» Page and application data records
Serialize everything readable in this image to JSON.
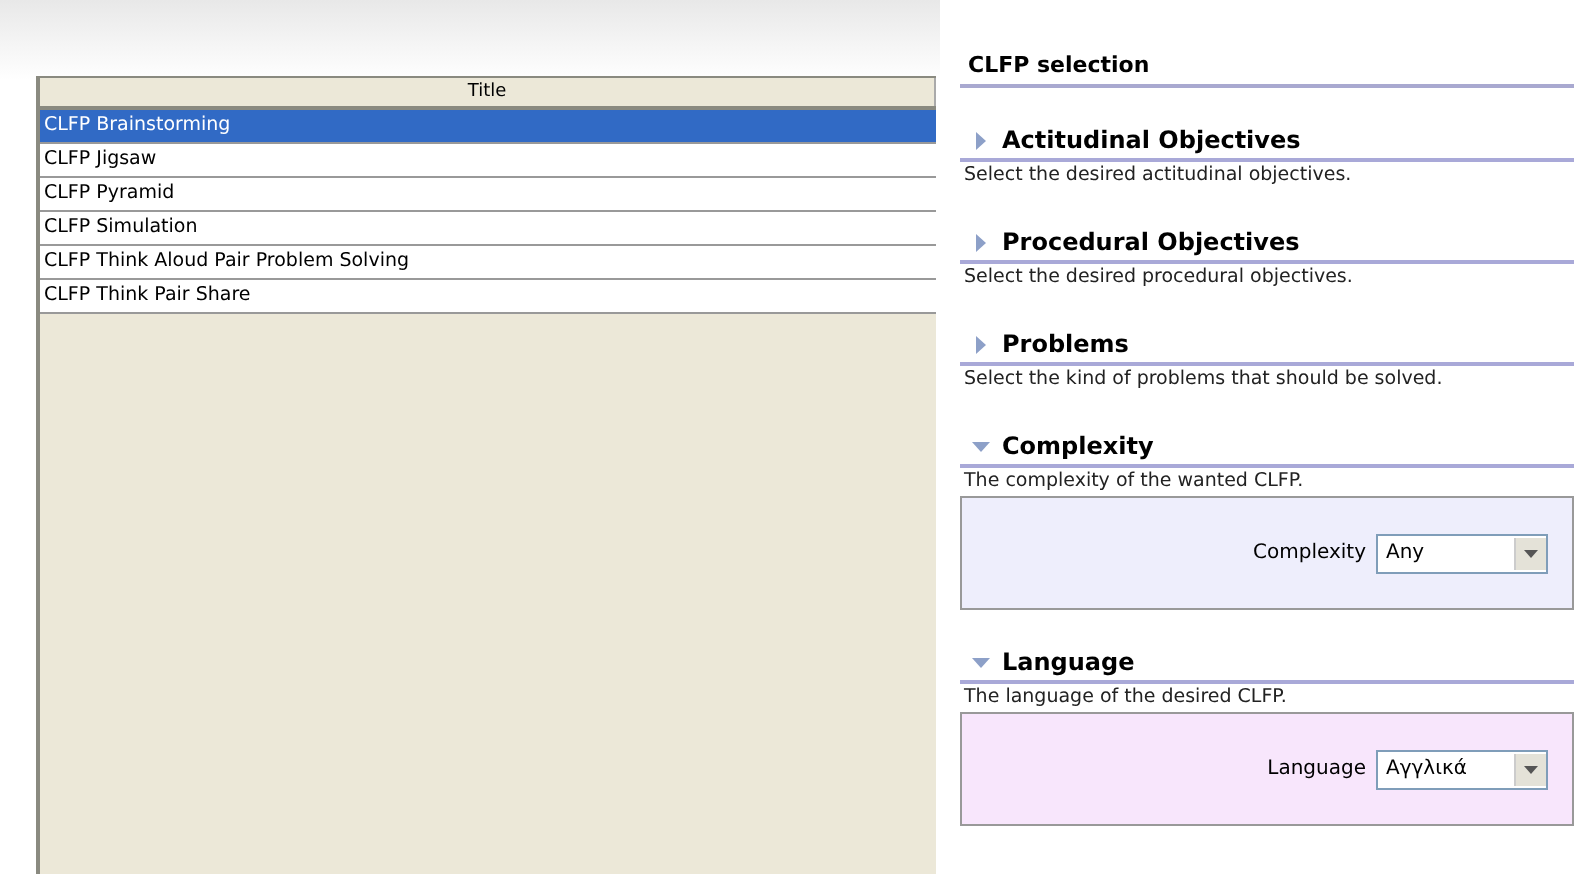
{
  "table": {
    "columns": [
      "Title"
    ],
    "rows": [
      {
        "title": "CLFP Brainstorming",
        "selected": true
      },
      {
        "title": "CLFP Jigsaw",
        "selected": false
      },
      {
        "title": "CLFP Pyramid",
        "selected": false
      },
      {
        "title": "CLFP Simulation",
        "selected": false
      },
      {
        "title": "CLFP Think Aloud Pair Problem Solving",
        "selected": false
      },
      {
        "title": "CLFP Think Pair Share",
        "selected": false
      }
    ]
  },
  "selection": {
    "title": "CLFP selection",
    "sections": [
      {
        "title": "Actitudinal Objectives",
        "description": "Select the desired actitudinal objectives.",
        "expanded": false
      },
      {
        "title": "Procedural Objectives",
        "description": "Select the desired procedural objectives.",
        "expanded": false
      },
      {
        "title": "Problems",
        "description": "Select the kind of problems that should be solved.",
        "expanded": false
      },
      {
        "title": "Complexity",
        "description": "The complexity of the wanted CLFP.",
        "expanded": true,
        "color": "#eeeefc",
        "field": {
          "label": "Complexity",
          "value": "Any"
        }
      },
      {
        "title": "Language",
        "description": "The language of the desired CLFP.",
        "expanded": true,
        "color": "#f8e6fc",
        "field": {
          "label": "Language",
          "value": "Αγγλικά"
        }
      }
    ]
  }
}
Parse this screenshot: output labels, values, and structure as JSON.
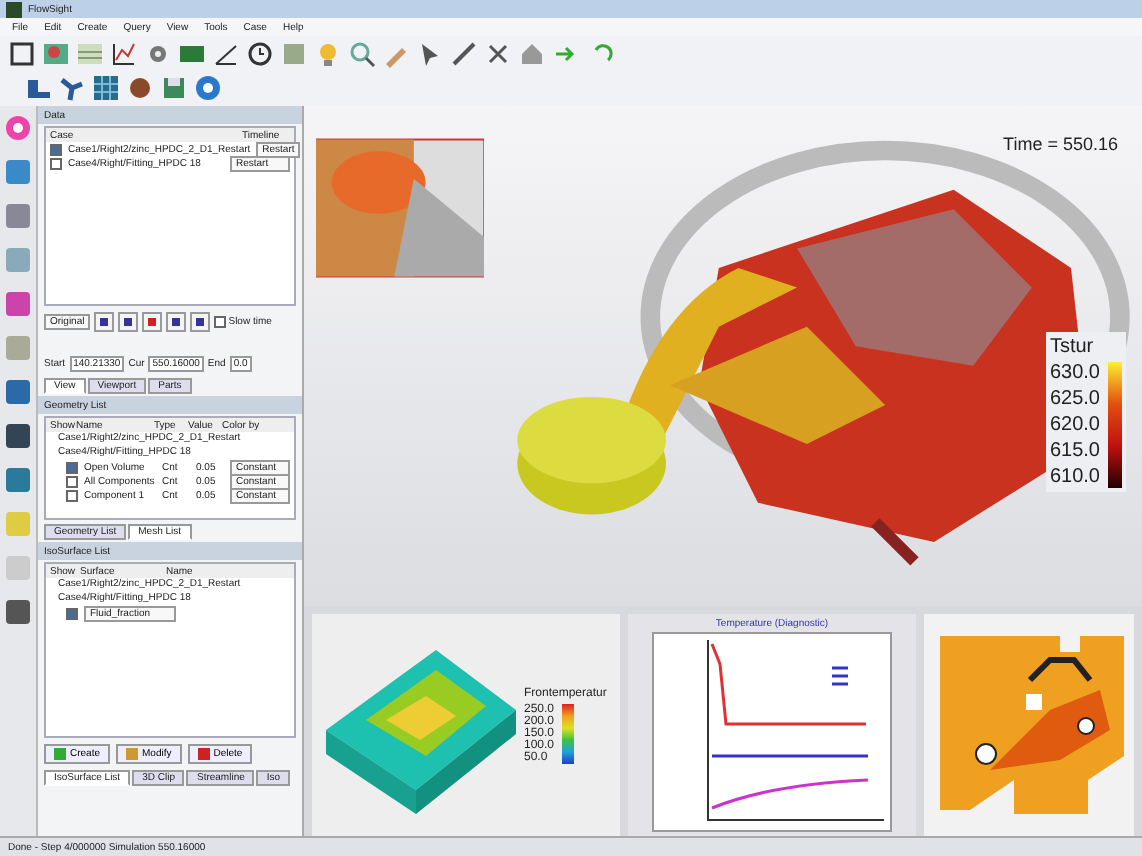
{
  "window": {
    "title": "FlowSight"
  },
  "menu": [
    "File",
    "Edit",
    "Create",
    "Query",
    "View",
    "Tools",
    "Case",
    "Help"
  ],
  "case_panel": {
    "title": "Data",
    "columns": [
      "Case",
      "Timeline"
    ],
    "rows": [
      {
        "case": "Case1/Right2/zinc_HPDC_2_D1_Restart",
        "timeline": "Restart",
        "checked": true
      },
      {
        "case": "Case4/Right/Fitting_HPDC 18",
        "timeline": "Restart",
        "checked": false
      }
    ],
    "mode": "Original",
    "slow_time": {
      "label": "Slow time",
      "checked": false
    },
    "fields": [
      {
        "label": "Start",
        "value": "140.21330"
      },
      {
        "label": "Cur",
        "value": "550.16000"
      },
      {
        "label": "End",
        "value": "0.0"
      }
    ],
    "tabs": [
      {
        "label": "View",
        "selected": true
      },
      {
        "label": "Viewport",
        "selected": false
      },
      {
        "label": "Parts",
        "selected": false
      }
    ]
  },
  "geometry_panel": {
    "title": "Geometry List",
    "columns": [
      "Show",
      "Name",
      "Type",
      "Value",
      "Color by"
    ],
    "cases": [
      "Case1/Right2/zinc_HPDC_2_D1_Restart",
      "Case4/Right/Fitting_HPDC 18"
    ],
    "rows": [
      {
        "name": "Open Volume",
        "type": "Cnt",
        "value": "0.05",
        "color_by": "Constant",
        "checked": true
      },
      {
        "name": "All Components",
        "type": "Cnt",
        "value": "0.05",
        "color_by": "Constant",
        "checked": false
      },
      {
        "name": "Component 1",
        "type": "Cnt",
        "value": "0.05",
        "color_by": "Constant",
        "checked": false
      }
    ],
    "tabs": [
      {
        "label": "Geometry List",
        "selected": false
      },
      {
        "label": "Mesh List",
        "selected": true
      }
    ]
  },
  "iso_panel": {
    "title": "IsoSurface List",
    "columns": [
      "Show",
      "Surface",
      "Name"
    ],
    "cases": [
      "Case1/Right2/zinc_HPDC_2_D1_Restart",
      "Case4/Right/Fitting_HPDC 18"
    ],
    "rows": [
      {
        "surface": "Fluid_fraction",
        "checked": true
      }
    ],
    "buttons": [
      "Create",
      "Modify",
      "Delete"
    ],
    "tabs": [
      {
        "label": "IsoSurface List",
        "selected": true
      },
      {
        "label": "3D Clip",
        "selected": false
      },
      {
        "label": "Streamline",
        "selected": false
      },
      {
        "label": "Iso",
        "selected": false
      }
    ]
  },
  "viewport": {
    "time": "Time = 550.16",
    "legend": {
      "title": "Tstur",
      "ticks": [
        "630.0",
        "625.0",
        "620.0",
        "615.0",
        "610.0"
      ]
    }
  },
  "thumbnails": {
    "legend": {
      "title": "Frontemperatur",
      "ticks": [
        "250.0",
        "200.0",
        "150.0",
        "100.0",
        "50.0"
      ]
    },
    "chart_title": "Temperature (Diagnostic)"
  },
  "status_bar": "Done - Step 4/000000 Simulation 550.16000"
}
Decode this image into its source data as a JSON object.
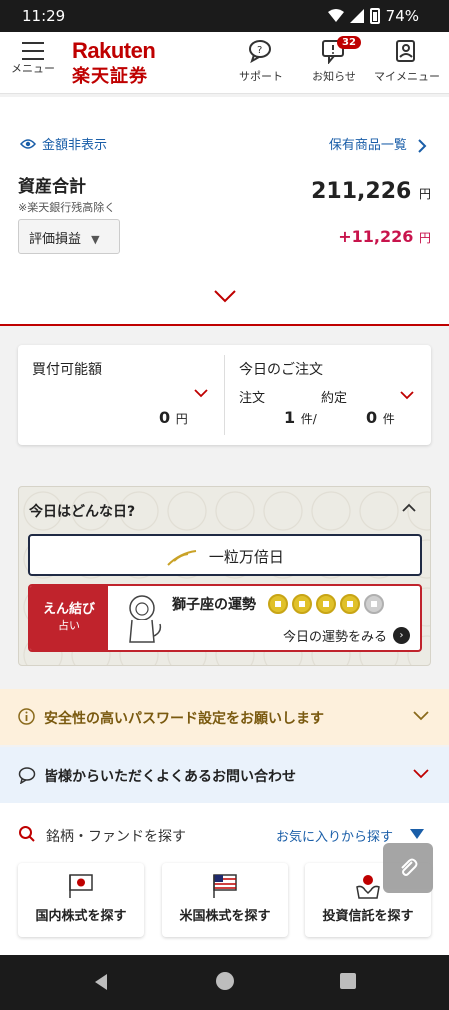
{
  "status_bar": {
    "time": "11:29",
    "battery": "74%"
  },
  "header": {
    "menu_label": "メニュー",
    "logo_en": "Rakuten",
    "logo_jp": "楽天証券",
    "support_label": "サポート",
    "notice_label": "お知らせ",
    "notice_badge": "32",
    "mymenu_label": "マイメニュー"
  },
  "assets": {
    "hide_amount_label": "金額非表示",
    "holdings_link": "保有商品一覧",
    "title": "資産合計",
    "note": "※楽天銀行残高除く",
    "total_value": "211,226",
    "currency": "円",
    "pl_selector": "評価損益",
    "pl_value": "+11,226"
  },
  "orders": {
    "buying_power_label": "買付可能額",
    "buying_power_value": "0",
    "today_orders_label": "今日のご注文",
    "order_label": "注文",
    "executed_label": "約定",
    "order_count": "1",
    "executed_count": "0",
    "count_unit": "件",
    "count_unit_slash": "件/",
    "currency": "円"
  },
  "today": {
    "title": "今日はどんな日?",
    "lucky_day": "一粒万倍日",
    "fortune_tag_main": "えん結び",
    "fortune_tag_sub": "占い",
    "fortune_title": "獅子座の運勢",
    "fortune_link": "今日の運勢をみる",
    "fortune_level": 4,
    "fortune_max": 5
  },
  "notices": {
    "password": "安全性の高いパスワード設定をお願いします",
    "faq": "皆様からいただくよくあるお問い合わせ"
  },
  "search": {
    "label": "銘柄・ファンドを探す",
    "favorites_link": "お気に入りから探す",
    "categories": [
      {
        "label": "国内株式を探す",
        "icon": "japan-flag-icon"
      },
      {
        "label": "米国株式を探す",
        "icon": "us-flag-icon"
      },
      {
        "label": "投資信託を探す",
        "icon": "fund-icon"
      }
    ]
  },
  "colors": {
    "brand": "#bf0000",
    "link": "#1a5ea8",
    "gain": "#c8144c"
  }
}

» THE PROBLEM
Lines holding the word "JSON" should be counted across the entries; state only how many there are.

» PROBLEM SOLUTION
3